DATA EXTRACT section start

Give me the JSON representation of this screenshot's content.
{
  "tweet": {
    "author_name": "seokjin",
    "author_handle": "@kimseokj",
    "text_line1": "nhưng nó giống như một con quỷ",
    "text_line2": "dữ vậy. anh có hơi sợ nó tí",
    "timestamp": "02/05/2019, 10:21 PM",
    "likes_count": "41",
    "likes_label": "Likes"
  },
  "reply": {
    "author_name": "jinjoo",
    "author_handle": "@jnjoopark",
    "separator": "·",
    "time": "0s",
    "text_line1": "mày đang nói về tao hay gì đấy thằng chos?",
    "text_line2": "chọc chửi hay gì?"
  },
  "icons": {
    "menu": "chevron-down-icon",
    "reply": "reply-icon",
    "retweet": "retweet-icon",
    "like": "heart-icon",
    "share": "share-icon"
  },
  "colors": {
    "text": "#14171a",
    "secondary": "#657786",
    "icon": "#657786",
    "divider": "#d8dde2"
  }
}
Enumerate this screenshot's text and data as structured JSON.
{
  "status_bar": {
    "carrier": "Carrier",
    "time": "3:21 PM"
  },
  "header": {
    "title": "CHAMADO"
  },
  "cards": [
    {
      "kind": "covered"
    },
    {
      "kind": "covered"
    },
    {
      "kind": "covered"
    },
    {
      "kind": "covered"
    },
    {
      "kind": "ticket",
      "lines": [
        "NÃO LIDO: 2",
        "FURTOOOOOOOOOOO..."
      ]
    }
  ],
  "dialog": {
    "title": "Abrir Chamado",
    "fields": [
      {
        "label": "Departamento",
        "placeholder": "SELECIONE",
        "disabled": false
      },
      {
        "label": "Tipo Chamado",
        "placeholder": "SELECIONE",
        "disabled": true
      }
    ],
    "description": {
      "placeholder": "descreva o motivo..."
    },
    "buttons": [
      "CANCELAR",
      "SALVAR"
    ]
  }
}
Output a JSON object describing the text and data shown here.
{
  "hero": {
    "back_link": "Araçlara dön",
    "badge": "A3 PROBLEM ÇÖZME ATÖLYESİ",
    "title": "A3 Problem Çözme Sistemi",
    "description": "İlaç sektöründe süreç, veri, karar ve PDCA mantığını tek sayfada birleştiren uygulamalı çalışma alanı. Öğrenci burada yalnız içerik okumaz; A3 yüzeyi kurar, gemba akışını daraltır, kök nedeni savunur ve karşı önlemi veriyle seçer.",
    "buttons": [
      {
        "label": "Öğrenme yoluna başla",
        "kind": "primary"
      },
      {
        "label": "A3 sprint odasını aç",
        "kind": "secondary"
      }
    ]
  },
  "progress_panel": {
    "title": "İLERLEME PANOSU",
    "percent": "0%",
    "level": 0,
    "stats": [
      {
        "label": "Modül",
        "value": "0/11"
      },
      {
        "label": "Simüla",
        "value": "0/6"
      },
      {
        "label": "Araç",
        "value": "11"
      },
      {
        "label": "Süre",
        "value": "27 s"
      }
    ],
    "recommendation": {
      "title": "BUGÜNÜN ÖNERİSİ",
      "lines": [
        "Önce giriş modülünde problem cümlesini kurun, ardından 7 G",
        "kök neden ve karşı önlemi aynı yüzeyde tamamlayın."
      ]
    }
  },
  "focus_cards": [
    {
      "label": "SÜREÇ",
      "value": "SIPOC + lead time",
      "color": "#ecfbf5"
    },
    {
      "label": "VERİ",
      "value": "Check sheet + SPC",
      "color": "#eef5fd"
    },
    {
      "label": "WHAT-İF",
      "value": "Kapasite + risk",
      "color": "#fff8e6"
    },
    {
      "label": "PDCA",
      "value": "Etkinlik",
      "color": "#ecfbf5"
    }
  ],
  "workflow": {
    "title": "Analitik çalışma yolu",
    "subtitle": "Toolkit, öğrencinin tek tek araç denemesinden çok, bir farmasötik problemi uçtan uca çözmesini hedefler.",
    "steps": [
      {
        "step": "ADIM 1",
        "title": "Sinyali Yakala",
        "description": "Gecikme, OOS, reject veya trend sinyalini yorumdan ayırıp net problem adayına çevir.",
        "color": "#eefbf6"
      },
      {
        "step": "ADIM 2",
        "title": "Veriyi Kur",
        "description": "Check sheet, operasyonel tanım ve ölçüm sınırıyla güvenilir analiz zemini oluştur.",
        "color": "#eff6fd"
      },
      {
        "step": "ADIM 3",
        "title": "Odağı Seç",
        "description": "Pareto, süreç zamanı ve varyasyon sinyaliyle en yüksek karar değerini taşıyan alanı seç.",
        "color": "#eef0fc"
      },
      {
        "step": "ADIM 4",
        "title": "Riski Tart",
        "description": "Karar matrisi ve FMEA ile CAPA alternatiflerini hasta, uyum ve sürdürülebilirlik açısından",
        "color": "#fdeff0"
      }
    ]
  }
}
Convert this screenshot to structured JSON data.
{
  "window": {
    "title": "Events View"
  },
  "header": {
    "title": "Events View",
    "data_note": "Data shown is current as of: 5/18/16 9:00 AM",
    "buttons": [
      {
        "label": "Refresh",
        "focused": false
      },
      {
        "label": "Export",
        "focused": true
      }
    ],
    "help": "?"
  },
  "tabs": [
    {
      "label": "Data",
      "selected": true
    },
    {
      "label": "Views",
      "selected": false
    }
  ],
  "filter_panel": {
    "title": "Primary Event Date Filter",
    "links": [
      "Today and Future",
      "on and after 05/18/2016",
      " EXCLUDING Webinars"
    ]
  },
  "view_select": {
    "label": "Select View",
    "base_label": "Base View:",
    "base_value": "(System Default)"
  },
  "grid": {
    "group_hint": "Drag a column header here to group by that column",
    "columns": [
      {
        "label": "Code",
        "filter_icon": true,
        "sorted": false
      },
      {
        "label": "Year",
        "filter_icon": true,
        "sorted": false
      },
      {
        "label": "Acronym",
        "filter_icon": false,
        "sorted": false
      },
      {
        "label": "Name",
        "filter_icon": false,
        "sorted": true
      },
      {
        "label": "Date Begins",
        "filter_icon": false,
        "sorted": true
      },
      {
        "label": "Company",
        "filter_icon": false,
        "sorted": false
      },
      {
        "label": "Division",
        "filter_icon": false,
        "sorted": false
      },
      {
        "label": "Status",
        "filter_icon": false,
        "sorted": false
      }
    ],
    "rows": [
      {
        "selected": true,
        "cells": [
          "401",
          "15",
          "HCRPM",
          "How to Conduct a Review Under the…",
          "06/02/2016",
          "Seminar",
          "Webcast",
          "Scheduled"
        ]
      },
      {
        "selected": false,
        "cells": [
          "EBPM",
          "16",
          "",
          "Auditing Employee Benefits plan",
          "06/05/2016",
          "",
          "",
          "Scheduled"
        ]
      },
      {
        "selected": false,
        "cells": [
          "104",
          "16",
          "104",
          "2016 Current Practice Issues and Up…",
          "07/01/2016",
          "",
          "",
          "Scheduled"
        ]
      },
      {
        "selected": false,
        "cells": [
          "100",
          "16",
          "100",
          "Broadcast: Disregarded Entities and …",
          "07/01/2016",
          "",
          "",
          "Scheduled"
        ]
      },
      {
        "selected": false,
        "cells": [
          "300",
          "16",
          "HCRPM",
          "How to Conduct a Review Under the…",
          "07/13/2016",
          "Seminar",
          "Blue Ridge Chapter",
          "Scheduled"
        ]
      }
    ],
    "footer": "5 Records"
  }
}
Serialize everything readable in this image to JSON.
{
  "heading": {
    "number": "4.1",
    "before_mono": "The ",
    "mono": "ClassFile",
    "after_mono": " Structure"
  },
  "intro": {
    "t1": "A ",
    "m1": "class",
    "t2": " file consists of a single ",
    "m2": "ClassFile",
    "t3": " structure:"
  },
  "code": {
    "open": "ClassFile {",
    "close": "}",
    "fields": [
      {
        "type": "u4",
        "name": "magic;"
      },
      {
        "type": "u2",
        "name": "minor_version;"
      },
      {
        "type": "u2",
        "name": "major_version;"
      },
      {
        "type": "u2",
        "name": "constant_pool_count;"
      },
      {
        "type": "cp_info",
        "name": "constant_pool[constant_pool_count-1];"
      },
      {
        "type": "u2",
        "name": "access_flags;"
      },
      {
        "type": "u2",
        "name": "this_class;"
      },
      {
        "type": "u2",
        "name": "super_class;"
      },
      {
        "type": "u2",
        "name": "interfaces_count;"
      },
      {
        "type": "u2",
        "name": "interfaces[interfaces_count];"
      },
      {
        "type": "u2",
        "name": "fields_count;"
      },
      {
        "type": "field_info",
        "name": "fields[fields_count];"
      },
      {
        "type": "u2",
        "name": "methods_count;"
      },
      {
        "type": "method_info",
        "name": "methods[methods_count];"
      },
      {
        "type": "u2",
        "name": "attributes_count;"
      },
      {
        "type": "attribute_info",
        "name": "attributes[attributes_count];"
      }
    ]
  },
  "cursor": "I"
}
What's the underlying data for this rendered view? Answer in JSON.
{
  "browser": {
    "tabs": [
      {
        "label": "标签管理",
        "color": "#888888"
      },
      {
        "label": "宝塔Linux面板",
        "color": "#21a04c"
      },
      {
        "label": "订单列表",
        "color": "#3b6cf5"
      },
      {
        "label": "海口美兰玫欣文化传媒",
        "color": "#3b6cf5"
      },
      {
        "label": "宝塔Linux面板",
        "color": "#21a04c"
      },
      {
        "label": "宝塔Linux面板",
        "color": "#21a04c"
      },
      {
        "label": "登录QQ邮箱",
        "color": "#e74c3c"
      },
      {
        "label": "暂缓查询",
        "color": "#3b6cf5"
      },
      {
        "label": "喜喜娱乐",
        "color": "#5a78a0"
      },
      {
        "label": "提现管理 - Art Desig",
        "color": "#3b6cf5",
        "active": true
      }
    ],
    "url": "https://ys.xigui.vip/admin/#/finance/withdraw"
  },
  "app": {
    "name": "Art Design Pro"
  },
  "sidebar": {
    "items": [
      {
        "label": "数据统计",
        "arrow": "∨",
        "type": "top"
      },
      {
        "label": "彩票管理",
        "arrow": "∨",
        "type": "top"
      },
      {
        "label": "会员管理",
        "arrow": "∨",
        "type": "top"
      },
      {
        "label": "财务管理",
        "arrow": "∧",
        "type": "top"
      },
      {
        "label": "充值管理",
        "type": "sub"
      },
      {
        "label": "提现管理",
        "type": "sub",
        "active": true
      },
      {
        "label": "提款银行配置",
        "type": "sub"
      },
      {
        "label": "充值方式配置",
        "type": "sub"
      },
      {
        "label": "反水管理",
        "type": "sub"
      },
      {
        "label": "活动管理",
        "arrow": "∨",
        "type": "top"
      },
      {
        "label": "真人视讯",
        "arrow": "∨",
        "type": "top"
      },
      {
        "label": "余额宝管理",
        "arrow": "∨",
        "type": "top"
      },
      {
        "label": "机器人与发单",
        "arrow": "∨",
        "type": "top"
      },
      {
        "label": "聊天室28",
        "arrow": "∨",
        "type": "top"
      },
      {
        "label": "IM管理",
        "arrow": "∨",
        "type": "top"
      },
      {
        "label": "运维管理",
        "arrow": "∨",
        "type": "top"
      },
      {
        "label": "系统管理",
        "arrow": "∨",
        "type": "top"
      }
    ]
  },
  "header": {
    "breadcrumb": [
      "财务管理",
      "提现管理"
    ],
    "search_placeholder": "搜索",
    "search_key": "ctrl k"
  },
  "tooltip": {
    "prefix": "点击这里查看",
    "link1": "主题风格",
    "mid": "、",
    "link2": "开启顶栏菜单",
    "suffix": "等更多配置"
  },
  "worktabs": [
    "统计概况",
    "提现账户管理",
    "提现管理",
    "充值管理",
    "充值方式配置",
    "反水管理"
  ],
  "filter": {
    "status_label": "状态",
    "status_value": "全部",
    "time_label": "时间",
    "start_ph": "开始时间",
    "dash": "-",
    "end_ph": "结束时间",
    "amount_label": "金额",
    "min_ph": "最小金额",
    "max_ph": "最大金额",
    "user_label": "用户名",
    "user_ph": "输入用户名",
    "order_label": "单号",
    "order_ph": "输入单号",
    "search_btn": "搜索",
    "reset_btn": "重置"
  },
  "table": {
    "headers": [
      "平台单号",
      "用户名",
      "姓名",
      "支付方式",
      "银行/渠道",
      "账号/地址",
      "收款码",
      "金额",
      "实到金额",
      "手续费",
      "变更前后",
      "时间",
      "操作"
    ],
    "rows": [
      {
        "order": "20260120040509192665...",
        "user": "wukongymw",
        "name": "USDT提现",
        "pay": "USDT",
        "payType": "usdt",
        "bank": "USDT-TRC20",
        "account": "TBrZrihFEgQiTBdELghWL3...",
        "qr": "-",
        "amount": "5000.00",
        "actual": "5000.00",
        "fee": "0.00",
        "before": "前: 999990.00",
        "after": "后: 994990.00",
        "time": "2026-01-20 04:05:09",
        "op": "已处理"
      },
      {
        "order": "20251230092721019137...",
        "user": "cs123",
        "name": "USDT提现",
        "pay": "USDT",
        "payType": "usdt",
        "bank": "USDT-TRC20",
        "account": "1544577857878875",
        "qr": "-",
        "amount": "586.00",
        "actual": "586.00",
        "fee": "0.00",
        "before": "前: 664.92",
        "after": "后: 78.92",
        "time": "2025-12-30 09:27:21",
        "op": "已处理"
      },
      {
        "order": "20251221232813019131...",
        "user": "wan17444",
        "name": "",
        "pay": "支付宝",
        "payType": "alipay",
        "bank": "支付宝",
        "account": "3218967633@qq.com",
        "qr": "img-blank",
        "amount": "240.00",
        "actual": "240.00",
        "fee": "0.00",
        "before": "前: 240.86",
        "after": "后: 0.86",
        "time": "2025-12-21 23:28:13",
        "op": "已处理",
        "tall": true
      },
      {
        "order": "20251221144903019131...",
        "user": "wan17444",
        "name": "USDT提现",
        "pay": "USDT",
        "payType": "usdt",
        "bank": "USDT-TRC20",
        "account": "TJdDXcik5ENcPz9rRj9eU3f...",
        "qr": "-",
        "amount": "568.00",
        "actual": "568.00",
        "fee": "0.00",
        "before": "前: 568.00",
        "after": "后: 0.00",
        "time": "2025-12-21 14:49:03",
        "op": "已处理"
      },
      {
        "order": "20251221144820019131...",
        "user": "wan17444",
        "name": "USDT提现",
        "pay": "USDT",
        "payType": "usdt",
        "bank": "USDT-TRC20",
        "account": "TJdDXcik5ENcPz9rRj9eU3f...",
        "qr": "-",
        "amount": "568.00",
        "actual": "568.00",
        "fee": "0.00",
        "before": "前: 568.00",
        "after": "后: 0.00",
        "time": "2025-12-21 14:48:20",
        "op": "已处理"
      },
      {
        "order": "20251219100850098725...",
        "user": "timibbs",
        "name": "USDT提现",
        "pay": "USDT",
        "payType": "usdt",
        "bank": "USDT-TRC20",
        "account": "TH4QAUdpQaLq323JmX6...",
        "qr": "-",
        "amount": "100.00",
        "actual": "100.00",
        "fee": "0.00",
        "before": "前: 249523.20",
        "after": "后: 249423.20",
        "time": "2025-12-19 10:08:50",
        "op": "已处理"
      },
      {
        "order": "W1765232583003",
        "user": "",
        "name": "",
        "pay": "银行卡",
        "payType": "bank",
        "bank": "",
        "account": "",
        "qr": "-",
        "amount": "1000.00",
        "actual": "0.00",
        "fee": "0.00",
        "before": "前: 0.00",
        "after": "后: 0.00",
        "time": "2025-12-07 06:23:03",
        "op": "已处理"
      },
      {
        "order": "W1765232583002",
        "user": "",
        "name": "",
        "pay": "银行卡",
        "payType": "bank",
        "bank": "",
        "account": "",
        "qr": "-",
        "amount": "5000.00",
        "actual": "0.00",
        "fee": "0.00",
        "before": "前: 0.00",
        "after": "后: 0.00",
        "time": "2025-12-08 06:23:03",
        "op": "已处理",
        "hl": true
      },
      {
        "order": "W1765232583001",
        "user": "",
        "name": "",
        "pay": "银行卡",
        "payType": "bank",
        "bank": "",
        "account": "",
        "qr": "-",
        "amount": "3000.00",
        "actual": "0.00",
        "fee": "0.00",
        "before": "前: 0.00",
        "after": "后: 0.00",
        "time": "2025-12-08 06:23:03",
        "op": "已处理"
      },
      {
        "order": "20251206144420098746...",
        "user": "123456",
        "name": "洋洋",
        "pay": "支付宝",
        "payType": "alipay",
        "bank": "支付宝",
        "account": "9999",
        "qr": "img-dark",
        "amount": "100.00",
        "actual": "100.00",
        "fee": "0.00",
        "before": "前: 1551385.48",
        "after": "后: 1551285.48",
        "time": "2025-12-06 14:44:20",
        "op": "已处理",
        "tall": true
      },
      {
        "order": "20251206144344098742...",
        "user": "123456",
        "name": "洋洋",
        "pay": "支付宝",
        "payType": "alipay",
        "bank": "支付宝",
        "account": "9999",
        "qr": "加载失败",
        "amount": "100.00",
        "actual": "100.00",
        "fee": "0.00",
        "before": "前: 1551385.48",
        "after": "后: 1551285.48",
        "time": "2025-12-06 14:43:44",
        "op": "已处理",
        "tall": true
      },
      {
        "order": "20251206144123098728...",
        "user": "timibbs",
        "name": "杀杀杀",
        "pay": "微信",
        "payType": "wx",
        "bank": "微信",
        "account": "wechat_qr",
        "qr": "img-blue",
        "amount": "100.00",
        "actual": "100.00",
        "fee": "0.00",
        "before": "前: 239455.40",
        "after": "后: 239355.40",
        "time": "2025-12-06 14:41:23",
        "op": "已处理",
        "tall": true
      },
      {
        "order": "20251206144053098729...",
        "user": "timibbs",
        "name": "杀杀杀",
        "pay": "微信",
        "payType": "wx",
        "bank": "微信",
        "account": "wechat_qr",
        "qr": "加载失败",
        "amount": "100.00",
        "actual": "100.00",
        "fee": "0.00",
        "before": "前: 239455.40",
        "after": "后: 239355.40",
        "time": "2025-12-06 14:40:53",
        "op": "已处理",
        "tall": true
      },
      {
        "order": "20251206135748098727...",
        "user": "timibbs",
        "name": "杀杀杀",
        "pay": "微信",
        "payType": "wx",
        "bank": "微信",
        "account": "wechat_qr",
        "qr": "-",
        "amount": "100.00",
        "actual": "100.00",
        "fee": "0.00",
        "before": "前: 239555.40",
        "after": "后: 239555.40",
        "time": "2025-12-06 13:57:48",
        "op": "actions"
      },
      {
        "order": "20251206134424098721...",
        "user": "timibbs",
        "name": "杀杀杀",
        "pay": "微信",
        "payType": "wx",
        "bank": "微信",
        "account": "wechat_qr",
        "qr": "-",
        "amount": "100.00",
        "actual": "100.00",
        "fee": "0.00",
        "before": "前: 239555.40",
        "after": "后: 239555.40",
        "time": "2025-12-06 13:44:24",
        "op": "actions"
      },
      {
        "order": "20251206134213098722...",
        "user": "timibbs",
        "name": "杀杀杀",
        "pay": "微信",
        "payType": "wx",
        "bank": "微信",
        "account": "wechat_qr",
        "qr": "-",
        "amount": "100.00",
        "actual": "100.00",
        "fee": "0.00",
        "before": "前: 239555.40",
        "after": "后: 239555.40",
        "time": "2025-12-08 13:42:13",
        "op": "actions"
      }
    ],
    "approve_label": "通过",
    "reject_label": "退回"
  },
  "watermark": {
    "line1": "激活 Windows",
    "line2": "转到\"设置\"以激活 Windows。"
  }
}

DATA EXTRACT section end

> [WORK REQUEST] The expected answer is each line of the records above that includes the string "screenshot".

> [ANSWER BELOW]
Give me the JSON representation of this screenshot's content.
Enumerate this screenshot's text and data as structured JSON.
Convert this screenshot to structured JSON data.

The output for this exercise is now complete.